A production memo from his debut appearance in “Principal Charming” called for Dan Castellaneta to make the voice “less feeble,” which would seem like an odd choice considering how the character’s frailty is a key trait since he is run over constantly, and literally, by an uncaring world.
“I like to use Hans Moleman to illustrate that even the most wonderful events have a downside,” Simpsons writer Tim Long said in an email. For example, if Springfield got a beautiful new shopping mall, Moleman would likely be “trampled by the excited crowd on opening day.” Long went on to explain how he sees Moleman in philosophical terms, calling the character “a symbol of the crushing anomie and loneliness of modern existence — but also of man’s indomitable will to confront those horrors. He’s straight out of Samuel Beckett, a man who can get out of bed in the morning but at the same time recognize his own crushing isolation.”

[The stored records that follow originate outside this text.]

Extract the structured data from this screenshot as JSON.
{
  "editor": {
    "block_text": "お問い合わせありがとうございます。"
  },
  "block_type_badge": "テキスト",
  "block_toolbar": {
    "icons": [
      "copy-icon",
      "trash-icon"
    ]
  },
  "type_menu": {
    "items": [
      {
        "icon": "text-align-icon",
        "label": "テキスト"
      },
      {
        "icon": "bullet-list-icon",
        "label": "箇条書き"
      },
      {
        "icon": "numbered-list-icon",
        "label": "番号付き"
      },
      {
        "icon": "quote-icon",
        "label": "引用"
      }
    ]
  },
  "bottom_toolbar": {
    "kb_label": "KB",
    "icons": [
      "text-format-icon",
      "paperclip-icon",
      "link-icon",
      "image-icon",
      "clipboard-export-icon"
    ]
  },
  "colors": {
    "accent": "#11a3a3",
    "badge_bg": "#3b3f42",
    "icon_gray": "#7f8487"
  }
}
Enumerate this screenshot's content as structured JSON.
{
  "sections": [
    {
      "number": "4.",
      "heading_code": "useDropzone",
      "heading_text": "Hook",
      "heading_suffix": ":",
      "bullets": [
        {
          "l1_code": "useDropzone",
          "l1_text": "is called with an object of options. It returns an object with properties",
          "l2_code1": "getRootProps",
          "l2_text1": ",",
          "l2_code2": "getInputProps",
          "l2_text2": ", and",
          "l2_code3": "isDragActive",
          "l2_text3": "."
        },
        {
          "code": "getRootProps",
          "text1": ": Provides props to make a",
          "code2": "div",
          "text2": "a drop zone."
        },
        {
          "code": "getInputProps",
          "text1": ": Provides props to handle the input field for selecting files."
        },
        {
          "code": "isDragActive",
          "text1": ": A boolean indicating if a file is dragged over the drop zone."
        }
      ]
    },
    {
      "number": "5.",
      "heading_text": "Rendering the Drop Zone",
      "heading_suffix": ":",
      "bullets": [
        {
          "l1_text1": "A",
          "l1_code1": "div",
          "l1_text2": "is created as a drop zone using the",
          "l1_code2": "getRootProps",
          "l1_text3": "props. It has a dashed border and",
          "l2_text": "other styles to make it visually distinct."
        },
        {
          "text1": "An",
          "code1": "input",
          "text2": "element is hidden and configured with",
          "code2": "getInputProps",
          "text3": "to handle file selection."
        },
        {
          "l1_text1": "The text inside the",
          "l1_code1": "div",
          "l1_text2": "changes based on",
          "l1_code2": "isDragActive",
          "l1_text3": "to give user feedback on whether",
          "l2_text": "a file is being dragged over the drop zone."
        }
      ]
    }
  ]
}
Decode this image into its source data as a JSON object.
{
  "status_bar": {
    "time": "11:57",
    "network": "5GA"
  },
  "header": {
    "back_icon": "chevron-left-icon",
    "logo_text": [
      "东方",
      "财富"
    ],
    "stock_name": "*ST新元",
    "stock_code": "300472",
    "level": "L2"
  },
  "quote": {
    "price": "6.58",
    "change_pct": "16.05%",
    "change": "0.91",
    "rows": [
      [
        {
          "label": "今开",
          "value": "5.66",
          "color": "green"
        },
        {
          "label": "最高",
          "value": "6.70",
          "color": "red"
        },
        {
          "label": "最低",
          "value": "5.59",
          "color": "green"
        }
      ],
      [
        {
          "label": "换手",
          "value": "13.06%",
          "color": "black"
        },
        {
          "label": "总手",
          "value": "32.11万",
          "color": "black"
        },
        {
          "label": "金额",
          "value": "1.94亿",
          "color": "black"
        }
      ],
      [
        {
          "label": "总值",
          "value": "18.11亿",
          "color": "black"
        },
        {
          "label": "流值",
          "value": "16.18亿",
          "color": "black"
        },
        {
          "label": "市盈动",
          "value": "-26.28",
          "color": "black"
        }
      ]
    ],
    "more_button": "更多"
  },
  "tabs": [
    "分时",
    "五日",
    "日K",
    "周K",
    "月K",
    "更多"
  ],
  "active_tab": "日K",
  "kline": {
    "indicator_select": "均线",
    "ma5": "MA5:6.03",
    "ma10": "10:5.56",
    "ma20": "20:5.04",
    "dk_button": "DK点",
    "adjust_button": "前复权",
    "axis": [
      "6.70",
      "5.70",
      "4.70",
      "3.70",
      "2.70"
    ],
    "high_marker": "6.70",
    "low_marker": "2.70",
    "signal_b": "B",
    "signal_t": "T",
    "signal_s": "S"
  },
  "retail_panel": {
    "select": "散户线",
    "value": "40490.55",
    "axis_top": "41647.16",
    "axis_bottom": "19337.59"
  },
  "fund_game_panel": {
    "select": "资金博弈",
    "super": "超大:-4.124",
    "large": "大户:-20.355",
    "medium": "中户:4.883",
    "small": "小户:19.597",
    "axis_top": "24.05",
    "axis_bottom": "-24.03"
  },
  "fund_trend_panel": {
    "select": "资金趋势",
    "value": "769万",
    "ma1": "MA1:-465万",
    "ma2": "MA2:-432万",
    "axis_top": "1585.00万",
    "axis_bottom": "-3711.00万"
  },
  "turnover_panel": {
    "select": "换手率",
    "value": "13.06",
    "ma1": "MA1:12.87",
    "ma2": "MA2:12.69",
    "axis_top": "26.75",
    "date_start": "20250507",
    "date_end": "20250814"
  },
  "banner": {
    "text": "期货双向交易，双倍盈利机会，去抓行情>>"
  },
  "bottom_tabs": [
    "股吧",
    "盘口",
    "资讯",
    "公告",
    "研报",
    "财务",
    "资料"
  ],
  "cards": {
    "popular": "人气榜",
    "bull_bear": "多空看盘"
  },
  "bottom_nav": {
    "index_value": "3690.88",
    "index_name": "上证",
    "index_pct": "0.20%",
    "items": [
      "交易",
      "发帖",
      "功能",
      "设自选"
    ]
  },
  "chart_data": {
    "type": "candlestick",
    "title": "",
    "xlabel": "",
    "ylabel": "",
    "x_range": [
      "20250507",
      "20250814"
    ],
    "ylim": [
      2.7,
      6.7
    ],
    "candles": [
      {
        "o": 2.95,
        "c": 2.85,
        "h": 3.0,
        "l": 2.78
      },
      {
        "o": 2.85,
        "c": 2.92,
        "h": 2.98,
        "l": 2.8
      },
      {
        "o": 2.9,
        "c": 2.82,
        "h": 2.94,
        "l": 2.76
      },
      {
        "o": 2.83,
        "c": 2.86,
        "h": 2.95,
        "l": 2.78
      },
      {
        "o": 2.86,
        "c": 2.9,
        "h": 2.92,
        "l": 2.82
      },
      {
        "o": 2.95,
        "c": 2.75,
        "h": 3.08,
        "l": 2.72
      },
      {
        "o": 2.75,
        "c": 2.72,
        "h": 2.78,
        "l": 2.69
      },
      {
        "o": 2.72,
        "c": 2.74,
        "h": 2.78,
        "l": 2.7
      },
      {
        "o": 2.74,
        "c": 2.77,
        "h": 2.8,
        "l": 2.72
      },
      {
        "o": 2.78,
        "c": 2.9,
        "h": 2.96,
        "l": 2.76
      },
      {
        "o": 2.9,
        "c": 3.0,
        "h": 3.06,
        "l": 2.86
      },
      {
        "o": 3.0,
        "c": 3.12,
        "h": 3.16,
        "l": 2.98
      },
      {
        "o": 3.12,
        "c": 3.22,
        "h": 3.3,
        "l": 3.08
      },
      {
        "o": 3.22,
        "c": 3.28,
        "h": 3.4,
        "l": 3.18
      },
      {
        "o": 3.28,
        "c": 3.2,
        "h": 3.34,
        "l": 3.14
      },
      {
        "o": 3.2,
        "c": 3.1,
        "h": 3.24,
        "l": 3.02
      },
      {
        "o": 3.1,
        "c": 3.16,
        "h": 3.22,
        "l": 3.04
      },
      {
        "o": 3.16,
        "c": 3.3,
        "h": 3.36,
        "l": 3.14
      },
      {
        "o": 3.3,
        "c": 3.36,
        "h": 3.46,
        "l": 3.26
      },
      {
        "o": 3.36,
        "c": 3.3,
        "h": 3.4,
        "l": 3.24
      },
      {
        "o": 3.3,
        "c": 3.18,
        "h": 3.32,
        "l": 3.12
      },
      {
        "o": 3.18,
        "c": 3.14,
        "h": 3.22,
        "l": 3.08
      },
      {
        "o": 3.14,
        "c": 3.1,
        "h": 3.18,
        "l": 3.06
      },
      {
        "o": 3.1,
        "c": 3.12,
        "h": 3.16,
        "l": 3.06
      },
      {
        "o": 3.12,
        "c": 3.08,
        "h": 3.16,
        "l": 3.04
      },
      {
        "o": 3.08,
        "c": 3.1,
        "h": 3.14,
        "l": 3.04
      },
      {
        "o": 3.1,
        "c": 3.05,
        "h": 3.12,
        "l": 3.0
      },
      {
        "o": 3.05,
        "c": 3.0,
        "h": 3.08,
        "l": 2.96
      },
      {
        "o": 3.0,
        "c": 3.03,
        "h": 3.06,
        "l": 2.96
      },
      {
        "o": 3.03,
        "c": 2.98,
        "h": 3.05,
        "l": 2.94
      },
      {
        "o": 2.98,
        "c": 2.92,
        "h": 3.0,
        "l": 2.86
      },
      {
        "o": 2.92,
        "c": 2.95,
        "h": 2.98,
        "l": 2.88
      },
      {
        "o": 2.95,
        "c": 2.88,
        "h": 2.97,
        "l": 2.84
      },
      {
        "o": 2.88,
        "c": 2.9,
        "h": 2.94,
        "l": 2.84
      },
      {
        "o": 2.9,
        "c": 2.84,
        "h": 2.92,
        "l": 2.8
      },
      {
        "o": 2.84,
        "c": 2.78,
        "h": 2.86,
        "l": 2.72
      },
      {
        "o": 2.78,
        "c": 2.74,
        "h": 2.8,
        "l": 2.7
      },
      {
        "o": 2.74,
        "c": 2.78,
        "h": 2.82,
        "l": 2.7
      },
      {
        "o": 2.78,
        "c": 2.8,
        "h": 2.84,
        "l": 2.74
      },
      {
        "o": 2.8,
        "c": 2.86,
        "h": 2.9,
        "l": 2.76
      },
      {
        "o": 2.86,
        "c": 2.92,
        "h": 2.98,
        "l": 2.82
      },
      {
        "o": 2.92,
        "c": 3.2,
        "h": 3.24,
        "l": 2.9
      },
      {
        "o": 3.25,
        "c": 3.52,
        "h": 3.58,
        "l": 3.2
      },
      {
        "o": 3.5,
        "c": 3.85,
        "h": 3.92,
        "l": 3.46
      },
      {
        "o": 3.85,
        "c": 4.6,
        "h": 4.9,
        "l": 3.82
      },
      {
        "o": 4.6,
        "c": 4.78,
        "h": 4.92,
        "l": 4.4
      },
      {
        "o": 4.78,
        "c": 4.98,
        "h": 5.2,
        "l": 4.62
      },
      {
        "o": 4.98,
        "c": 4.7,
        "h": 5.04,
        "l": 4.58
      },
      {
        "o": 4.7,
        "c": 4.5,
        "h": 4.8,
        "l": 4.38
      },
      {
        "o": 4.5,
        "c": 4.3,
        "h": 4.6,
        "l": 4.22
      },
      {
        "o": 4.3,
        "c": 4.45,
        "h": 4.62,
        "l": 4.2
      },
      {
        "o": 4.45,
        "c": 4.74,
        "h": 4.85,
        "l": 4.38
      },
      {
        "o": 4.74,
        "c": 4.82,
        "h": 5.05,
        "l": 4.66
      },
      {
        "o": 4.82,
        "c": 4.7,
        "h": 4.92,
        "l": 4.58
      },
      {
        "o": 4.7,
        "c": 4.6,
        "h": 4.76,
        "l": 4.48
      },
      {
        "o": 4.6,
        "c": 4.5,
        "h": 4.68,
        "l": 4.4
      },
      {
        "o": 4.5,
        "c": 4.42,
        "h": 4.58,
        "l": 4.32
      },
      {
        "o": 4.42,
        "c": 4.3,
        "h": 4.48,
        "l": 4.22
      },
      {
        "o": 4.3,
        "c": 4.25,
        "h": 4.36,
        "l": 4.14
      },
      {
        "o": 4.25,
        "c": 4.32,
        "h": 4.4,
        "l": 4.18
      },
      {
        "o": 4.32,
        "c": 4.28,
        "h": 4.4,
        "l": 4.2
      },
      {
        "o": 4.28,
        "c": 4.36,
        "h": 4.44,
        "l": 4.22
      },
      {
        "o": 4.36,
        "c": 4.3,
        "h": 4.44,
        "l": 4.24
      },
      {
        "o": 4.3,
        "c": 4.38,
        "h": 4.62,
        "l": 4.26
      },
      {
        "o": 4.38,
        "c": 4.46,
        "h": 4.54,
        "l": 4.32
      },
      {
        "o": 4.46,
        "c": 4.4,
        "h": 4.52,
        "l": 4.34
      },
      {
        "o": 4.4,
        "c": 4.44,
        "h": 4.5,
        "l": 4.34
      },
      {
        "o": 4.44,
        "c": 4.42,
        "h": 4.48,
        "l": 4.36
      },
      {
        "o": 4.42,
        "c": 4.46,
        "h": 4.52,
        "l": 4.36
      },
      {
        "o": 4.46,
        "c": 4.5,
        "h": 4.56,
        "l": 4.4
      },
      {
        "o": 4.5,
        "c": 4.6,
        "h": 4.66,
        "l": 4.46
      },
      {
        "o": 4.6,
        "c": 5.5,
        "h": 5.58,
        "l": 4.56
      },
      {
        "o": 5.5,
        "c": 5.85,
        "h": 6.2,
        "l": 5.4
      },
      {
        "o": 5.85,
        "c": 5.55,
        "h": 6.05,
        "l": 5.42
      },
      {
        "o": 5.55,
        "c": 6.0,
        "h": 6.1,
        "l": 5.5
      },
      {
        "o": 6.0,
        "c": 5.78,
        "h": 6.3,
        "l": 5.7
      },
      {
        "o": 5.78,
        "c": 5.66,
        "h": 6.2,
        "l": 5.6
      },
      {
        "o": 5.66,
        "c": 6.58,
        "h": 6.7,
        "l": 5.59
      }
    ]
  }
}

That’s the pathos of Moleman: the feeble, lonely, myopic old geezer puttering along from one misfortune to the next. You feel it when he berates Apu for briefly closing him in his shop, saying: “You took four minutes of my life away and I want them back! … Oh, I’d only waste them anyway,” or in his morning radio show Moleman in the Morning, which he uses to update his listeners on “the agonizing pain in which I live every day.” He would make you cry if he wasn’t so funny.
Since he was never meant to be a recurring character, Moleman’s very existence is both a running gag and an inside joke, and when Simpsons writers talk about him they do so with obvious fondness. Beyond the warm feeling a person might have for their quirky old uncle who’s surprisingly still around, the writers have total freedom with Moleman. As a character he’s so inconsequential that he’s become an indestructible vessel for throwaway jokes and absurd gags. As Jean puts it, “When his [Groening’s] first comment was, ‘He should never appear again,’ it’s pretty hard to ruin the character.”
While The Simpsons takes place in an elastic reality in which Homer can fall off cliffs and suffer countless head traumas without issue, there are limits. When characters that are well-established in the world and who have relationships to other characters die, it’s a show-altering event (R.I.P. Maude), so they can’t be run off the road by Otto’s school bus and blown to smithereens just for a quick gag. But Moleman can.
“You’re not going to very well have Principal Skinner or Flanders driving that car,” says Jean, “but Moleman’s not a problem.”
In that sense, the question “Who is Hans Moleman?” is unanswerable. Moleman is a tabula rasa, a comedic blank check for any situation. And yet, despite that mutability, Moleman is somehow eternal — the character nobody wanted but who keeps on shuffling back.
“He’s been blessedly free of any change or growth, any learning or any knowledge,” Jean explains. “He’s the same lovable loser stuck in a line.”